Indeed. We step over the lines that somebody else drew for us and they call foul.
In League, Dottie Henson (played by Gina Davis) loves the game, but is terrified that she might lose her husband to the war. After a fellow player does get the telegram, the appearance of Dotties’ beloved (played by the very young Bill Pullman) convinces her to drop what she loves best. While she does return for the World Series game, she ultimately quits while her younger sister Kit, the hero of the Series’ final game, continues her playing career.
In a key scene, two mothers bring a clutch of kids to see Kit, who is filthy and sweaty, to get her autograph.
This moment speaks to what women like me struggled with growing up: a dearth of role models. The little girls are gobsmacked to meet Kit.
Kit tells them to “get dirty.”
When I was a kid in Central Florida, nobody needed a 14-year-old chick with a killer spiral. As a Southerner in the Sixties, getting dirty was for low folk. Today, if you’re eighteen or older and you can play gridiron, there are plenty of places to get in someone’s face.
The Mile High Blaze is blazing a trail for women everywhere. The Denver Broncos finally, grudgingly, acknowledged their existence. There are 65 teams of women’s semi-professional, full-contact football. Like it not, it’s here. The oldest woman on the Blaze is more than 50.
Where else can a middle-aged gal shrug on her shoulder pads, knock the holy shit out of her opponents and not get thrown into jail (other than MMA and professional boxing, which has plenty of female comers?)
Great news: if you’re big, that’s even better. No thin-boned model type is going to make defensive tackle.
Even better, despite the fact that too many women’s college programs struggle for parity with men’s sports, women’s teams and individual contestants are filling seats. Audiences love them.
We can no longer say that women can’t play. Much of anything, for that matter.

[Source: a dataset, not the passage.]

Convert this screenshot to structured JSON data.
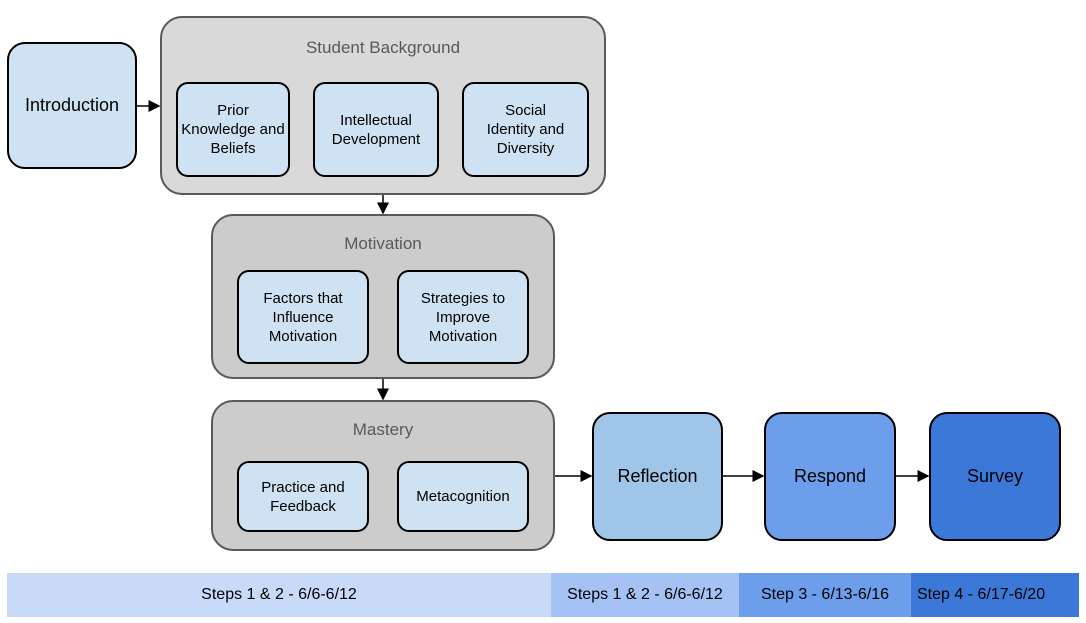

The Dottie Henson character in League chose to go home. I chose to go play. My way. Both are perfectly valid choices. For my generation, it really was one or the other, even as women’s lib was heralded as the end of having to make one choice or the other. Because of our biology, we are still battling that bias.
Enter one Serena Williams, who battles back from nearly dying after pregnancy, to continue to win tournaments in her mid-thirties.
While I am no elite athlete, the role models I chose informed my willingness to pay the price, buck the norm and have the kind of life that speaks to my soul. Those women who are now breaking the model, like Caster Semenya, are redefining what it means to be an athlete, to be different. She terrifies folks. She should. She’s fucking awesome.
Semenya represents the future.
But to do so she has to bear the burden of the fear, the abuse, the unfair sanctions. Because she does, others won’t have to. That’s just one reason I so respect her.
Are you an outlier? Yearn to be one? Are you willing to pay the price, deal with the trolls and the disapproval and the isolation that comes with it?
There’s a deeply emotional scene at the end of Titanic where Rose, now a very old woman, is asleep in her cabin. The camera touches its loving fingers across photos of Rose with a horse, Rose as a pilot, Rose with a huge fish….the life she was able to live without her Great Love.
I have that life. No Great Love in mine either. That may well have been a statement of my timing. I loved myself enough to not trade marriage for a magnificent life.
Do we have to choose one over the other? Is the life of an outlier invariably a lonely one?
I don’t have that answer. I truly hope not.
In 2012, A League of Their Own was selected for preservation in the United States National Film Registry by the Library of Congress as being “culturally, historically, or aesthetically significant.”
Yes, it was. While fun, funny and sweet-smart as well as street-smart, League wasn’t just a tip of the hat to what was. It was a tipoff to what was coming.
It’s time to share the sandlot, boys. We’ve arrived, and more are coming.